What is needed:
Return every record below exactly as written, but leave out the pictures.
---- The data
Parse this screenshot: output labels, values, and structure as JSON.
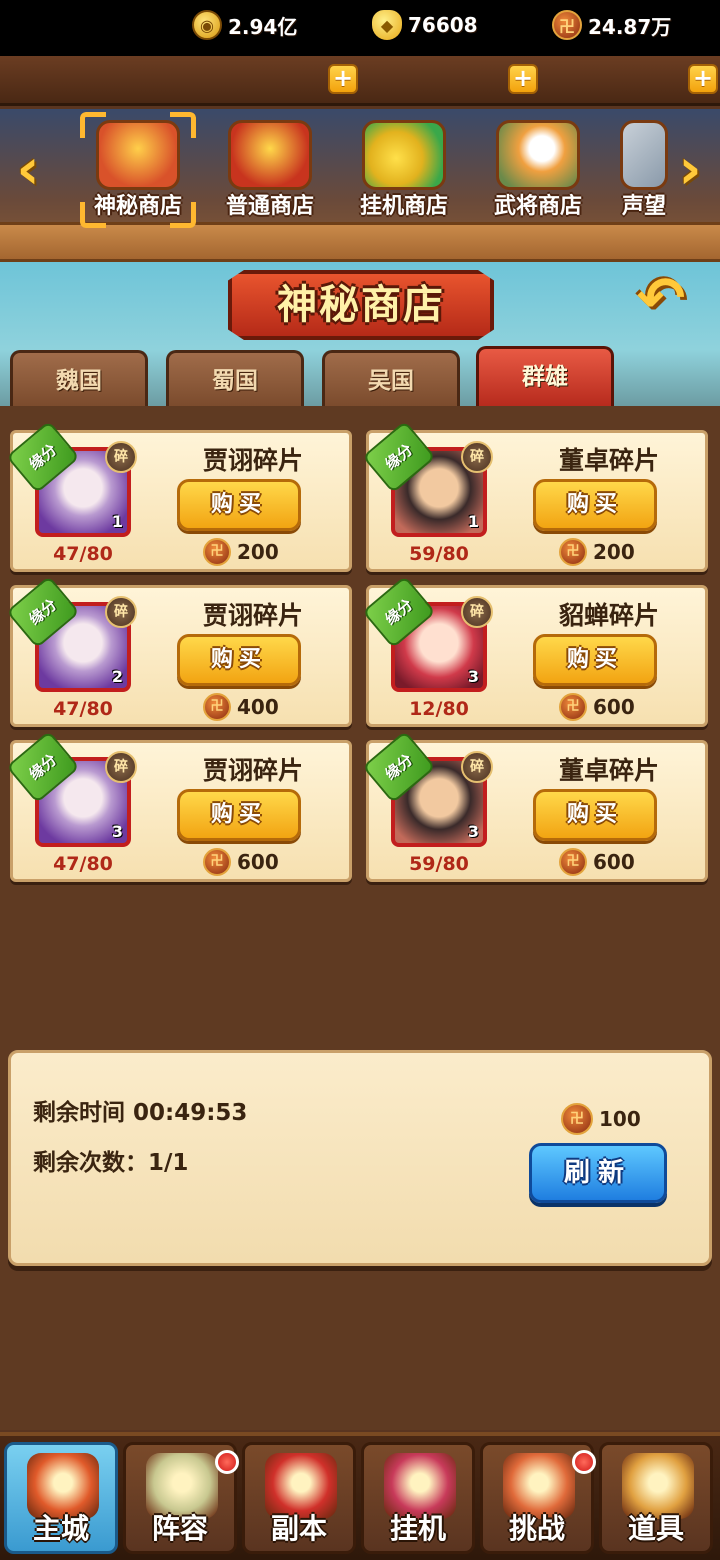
{
  "currency": {
    "coins": "2.94亿",
    "ingots": "76608",
    "tokens": "24.87万",
    "coin_glyph": "◉",
    "ingot_glyph": "◆",
    "token_glyph": "卍",
    "plus_glyph": "+"
  },
  "shop_tabs": [
    {
      "label": "神秘商店",
      "color": "#d9522a"
    },
    {
      "label": "普通商店",
      "color": "#c8341e"
    },
    {
      "label": "挂机商店",
      "color": "#e2b21e"
    },
    {
      "label": "武将商店",
      "color": "#f0a040"
    },
    {
      "label": "声望",
      "color": "#8a9aaa"
    }
  ],
  "nav_arrows": {
    "left": "‹",
    "right": "›"
  },
  "panel": {
    "title": "神秘商店",
    "back_glyph": "↶",
    "factions": [
      "魏国",
      "蜀国",
      "吴国",
      "群雄"
    ],
    "active_faction": "群雄"
  },
  "items": [
    {
      "name": "贾诩碎片",
      "progress": "47/80",
      "price": "200",
      "level": "1",
      "hero": "jia",
      "badge": "缘分",
      "shard": "碎"
    },
    {
      "name": "董卓碎片",
      "progress": "59/80",
      "price": "200",
      "level": "1",
      "hero": "dong",
      "badge": "缘分",
      "shard": "碎"
    },
    {
      "name": "贾诩碎片",
      "progress": "47/80",
      "price": "400",
      "level": "2",
      "hero": "jia",
      "badge": "缘分",
      "shard": "碎"
    },
    {
      "name": "貂蝉碎片",
      "progress": "12/80",
      "price": "600",
      "level": "3",
      "hero": "diao",
      "badge": "缘分",
      "shard": "碎"
    },
    {
      "name": "贾诩碎片",
      "progress": "47/80",
      "price": "600",
      "level": "3",
      "hero": "jia",
      "badge": "缘分",
      "shard": "碎"
    },
    {
      "name": "董卓碎片",
      "progress": "59/80",
      "price": "600",
      "level": "3",
      "hero": "dong",
      "badge": "缘分",
      "shard": "碎"
    }
  ],
  "buy_label": "购买",
  "refresh": {
    "time": "剩余时间 00:49:53",
    "count": "剩余次数：1/1",
    "cost": "100",
    "button": "刷新"
  },
  "bottom_nav": [
    {
      "label": "主城",
      "color": "#e05a2a",
      "dot": false
    },
    {
      "label": "阵容",
      "color": "#c8c890",
      "dot": true
    },
    {
      "label": "副本",
      "color": "#d0302a",
      "dot": false
    },
    {
      "label": "挂机",
      "color": "#c83a5a",
      "dot": false
    },
    {
      "label": "挑战",
      "color": "#e06a3a",
      "dot": true
    },
    {
      "label": "道具",
      "color": "#e0a040",
      "dot": false
    }
  ]
}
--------
Exercise response:
Parse this screenshot: output labels, values, and structure as JSON.
{
  "currency": {
    "coins": "2.94亿",
    "ingots": "76608",
    "tokens": "24.87万",
    "coin_glyph": "◉",
    "ingot_glyph": "◆",
    "token_glyph": "卍",
    "plus_glyph": "+"
  },
  "shop_tabs": [
    {
      "label": "神秘商店",
      "color": "#d9522a"
    },
    {
      "label": "普通商店",
      "color": "#c8341e"
    },
    {
      "label": "挂机商店",
      "color": "#e2b21e"
    },
    {
      "label": "武将商店",
      "color": "#f0a040"
    },
    {
      "label": "声望",
      "color": "#8a9aaa"
    }
  ],
  "nav_arrows": {
    "left": "‹",
    "right": "›"
  },
  "panel": {
    "title": "神秘商店",
    "back_glyph": "↶",
    "factions": [
      "魏国",
      "蜀国",
      "吴国",
      "群雄"
    ],
    "active_faction": "群雄"
  },
  "items": [
    {
      "name": "贾诩碎片",
      "progress": "47/80",
      "price": "200",
      "level": "1",
      "hero": "jia",
      "badge": "缘分",
      "shard": "碎"
    },
    {
      "name": "董卓碎片",
      "progress": "59/80",
      "price": "200",
      "level": "1",
      "hero": "dong",
      "badge": "缘分",
      "shard": "碎"
    },
    {
      "name": "贾诩碎片",
      "progress": "47/80",
      "price": "400",
      "level": "2",
      "hero": "jia",
      "badge": "缘分",
      "shard": "碎"
    },
    {
      "name": "貂蝉碎片",
      "progress": "12/80",
      "price": "600",
      "level": "3",
      "hero": "diao",
      "badge": "缘分",
      "shard": "碎"
    },
    {
      "name": "贾诩碎片",
      "progress": "47/80",
      "price": "600",
      "level": "3",
      "hero": "jia",
      "badge": "缘分",
      "shard": "碎"
    },
    {
      "name": "董卓碎片",
      "progress": "59/80",
      "price": "600",
      "level": "3",
      "hero": "dong",
      "badge": "缘分",
      "shard": "碎"
    }
  ],
  "buy_label": "购买",
  "refresh": {
    "time": "剩余时间 00:49:53",
    "count": "剩余次数：1/1",
    "cost": "100",
    "button": "刷新"
  },
  "bottom_nav": [
    {
      "label": "主城",
      "color": "#e05a2a",
      "dot": false
    },
    {
      "label": "阵容",
      "color": "#c8c890",
      "dot": true
    },
    {
      "label": "副本",
      "color": "#d0302a",
      "dot": false
    },
    {
      "label": "挂机",
      "color": "#c83a5a",
      "dot": false
    },
    {
      "label": "挑战",
      "color": "#e06a3a",
      "dot": true
    },
    {
      "label": "道具",
      "color": "#e0a040",
      "dot": false
    }
  ]
}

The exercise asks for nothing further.